But, if you respond normally to ESAs, he said, the drugs may improve your quality of life when the medication is adjusted to keep your hemoglobin levels between 10 and 12.5 mg/dL.
Solomon said he wasn't sure if the modest benefit seen in patients was worth the potential increase in stroke risk. Provenzano countered that such a decision needs to be individualized based on the effects of the anemia, along with other aspects of the patient's life.
If you take this medication, Provenzano suggested asking your doctor where you fall on the continuum of response and whether you're in a high-risk group.
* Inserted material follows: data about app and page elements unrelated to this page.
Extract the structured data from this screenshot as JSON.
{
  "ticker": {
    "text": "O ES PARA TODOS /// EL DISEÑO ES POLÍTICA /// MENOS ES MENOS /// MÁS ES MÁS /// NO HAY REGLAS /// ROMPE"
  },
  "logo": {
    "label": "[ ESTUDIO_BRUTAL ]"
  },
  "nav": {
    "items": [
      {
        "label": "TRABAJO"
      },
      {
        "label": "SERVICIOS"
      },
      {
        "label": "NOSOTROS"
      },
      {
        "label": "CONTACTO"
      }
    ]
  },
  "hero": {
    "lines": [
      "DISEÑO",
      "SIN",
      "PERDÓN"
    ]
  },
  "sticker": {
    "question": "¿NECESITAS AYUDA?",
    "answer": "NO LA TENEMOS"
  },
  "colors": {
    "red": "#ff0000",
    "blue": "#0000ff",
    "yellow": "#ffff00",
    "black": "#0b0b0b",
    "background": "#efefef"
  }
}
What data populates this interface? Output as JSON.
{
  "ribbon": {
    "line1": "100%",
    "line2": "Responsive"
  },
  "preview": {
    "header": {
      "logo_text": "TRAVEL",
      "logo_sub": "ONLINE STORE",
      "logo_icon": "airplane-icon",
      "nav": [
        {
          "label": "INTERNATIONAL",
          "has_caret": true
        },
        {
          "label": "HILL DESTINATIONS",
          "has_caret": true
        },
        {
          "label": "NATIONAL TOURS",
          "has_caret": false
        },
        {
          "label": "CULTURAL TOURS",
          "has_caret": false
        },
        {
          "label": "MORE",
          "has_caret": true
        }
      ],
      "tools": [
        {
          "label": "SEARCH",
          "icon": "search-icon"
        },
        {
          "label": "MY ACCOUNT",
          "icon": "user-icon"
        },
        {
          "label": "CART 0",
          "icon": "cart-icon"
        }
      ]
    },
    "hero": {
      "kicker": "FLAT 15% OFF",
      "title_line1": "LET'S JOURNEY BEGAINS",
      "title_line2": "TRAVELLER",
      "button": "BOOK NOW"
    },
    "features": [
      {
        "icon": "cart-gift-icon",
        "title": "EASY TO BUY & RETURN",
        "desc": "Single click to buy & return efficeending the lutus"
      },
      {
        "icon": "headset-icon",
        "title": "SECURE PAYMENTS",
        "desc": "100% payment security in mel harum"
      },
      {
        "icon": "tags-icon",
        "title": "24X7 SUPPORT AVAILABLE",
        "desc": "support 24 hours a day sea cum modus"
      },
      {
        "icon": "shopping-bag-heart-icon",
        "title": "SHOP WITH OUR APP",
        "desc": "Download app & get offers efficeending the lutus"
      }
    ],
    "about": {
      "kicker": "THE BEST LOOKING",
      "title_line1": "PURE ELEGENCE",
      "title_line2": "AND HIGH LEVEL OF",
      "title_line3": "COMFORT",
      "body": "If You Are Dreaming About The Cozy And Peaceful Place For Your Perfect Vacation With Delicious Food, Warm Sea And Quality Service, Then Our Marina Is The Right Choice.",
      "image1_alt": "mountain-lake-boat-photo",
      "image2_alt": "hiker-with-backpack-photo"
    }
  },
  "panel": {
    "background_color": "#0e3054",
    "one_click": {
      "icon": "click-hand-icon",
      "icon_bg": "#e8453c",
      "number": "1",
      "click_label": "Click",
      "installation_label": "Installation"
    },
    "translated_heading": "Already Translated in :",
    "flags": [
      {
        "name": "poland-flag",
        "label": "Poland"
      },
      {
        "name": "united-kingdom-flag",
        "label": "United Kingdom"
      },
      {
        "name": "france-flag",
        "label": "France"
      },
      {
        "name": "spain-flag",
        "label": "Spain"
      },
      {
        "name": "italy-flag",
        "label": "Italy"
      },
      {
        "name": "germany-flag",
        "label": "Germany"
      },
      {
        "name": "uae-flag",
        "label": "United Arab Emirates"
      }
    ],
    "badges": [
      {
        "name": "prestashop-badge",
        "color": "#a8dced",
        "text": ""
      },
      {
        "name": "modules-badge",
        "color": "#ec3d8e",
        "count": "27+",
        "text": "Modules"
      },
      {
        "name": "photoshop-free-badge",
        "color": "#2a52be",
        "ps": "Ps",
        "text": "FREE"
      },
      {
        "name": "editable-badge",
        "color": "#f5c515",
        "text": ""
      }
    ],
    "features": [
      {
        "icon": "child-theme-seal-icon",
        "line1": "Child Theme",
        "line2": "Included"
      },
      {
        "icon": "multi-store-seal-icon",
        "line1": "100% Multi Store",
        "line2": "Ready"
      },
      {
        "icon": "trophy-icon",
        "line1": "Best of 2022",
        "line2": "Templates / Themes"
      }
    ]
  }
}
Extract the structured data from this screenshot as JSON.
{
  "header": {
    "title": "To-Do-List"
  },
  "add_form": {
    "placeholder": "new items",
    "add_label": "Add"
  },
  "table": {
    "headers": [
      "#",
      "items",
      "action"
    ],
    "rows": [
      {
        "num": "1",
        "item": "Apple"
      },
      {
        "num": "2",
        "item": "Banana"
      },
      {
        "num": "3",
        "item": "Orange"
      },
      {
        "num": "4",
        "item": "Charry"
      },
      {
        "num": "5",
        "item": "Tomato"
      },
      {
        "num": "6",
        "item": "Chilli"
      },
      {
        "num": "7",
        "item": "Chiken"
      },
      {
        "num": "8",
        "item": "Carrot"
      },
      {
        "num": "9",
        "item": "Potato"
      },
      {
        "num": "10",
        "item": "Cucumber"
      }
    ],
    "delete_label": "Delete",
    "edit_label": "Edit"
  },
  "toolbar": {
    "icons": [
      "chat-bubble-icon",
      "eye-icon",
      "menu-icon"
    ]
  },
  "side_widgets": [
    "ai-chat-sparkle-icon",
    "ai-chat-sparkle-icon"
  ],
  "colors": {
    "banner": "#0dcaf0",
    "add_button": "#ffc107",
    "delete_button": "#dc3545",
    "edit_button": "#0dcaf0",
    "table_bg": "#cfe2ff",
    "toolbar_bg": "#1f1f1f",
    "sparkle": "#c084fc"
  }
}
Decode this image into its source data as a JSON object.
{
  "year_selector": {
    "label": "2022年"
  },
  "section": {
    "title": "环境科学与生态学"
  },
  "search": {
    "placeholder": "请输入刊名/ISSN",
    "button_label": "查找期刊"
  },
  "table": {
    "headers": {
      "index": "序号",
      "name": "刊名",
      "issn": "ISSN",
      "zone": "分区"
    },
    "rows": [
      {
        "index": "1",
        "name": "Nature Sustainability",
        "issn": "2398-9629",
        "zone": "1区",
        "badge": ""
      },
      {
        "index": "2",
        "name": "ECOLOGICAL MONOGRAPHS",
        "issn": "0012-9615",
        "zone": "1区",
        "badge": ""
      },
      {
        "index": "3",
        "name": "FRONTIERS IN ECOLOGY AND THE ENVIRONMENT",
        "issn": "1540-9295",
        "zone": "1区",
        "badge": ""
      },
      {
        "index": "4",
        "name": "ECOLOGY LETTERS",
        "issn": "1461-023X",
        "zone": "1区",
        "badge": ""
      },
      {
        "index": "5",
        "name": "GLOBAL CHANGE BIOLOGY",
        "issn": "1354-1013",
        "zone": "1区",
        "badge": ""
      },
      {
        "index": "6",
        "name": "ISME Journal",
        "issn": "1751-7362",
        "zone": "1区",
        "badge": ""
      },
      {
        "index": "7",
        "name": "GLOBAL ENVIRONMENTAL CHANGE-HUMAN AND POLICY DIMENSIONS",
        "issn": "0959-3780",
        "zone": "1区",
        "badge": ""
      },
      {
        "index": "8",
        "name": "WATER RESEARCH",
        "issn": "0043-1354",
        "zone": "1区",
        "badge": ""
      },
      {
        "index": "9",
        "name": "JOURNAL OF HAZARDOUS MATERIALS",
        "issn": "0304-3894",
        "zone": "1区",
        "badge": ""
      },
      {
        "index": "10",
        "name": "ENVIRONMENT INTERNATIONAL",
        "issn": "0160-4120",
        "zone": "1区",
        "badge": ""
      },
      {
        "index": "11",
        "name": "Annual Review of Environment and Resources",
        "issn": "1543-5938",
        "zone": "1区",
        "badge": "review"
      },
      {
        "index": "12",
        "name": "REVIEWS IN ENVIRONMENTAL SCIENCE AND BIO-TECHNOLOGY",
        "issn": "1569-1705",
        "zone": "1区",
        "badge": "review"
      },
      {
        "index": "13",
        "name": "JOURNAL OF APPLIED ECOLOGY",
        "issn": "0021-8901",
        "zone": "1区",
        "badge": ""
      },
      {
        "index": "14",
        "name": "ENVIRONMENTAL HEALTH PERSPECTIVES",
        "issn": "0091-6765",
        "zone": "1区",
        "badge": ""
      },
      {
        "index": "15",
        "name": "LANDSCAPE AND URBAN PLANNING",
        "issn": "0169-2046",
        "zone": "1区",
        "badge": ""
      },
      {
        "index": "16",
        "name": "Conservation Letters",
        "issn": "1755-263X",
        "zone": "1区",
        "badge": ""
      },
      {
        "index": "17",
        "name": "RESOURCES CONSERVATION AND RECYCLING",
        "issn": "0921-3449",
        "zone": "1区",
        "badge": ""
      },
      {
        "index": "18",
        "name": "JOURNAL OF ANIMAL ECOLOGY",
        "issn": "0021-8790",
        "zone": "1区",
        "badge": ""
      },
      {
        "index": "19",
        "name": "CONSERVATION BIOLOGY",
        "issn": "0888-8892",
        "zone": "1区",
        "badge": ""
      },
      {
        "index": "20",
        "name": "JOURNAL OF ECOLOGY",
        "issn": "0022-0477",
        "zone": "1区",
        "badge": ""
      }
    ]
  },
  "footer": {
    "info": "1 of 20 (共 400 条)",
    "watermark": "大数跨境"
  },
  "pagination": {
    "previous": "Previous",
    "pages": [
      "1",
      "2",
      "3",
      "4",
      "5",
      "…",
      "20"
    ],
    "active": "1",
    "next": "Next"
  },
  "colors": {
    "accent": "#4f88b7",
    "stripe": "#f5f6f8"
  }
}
Learn more about anemia and kidney disease from the U.S. National Institute of Diabetes and Digestive and Kidney Diseases.
SOURCES: Scott Solomon, M.D., director, noninvasive cardiology, Brigham and Women's Hospital, and associate professor, medicine, Harvard Medical School, Boston, Mass.; Robert Provenzano, M.D., chair, nephrology, St. John Providence Health System, Detroit, Mich.; Sept. 16, 2010, New England Journal of Medicine
All rights reserved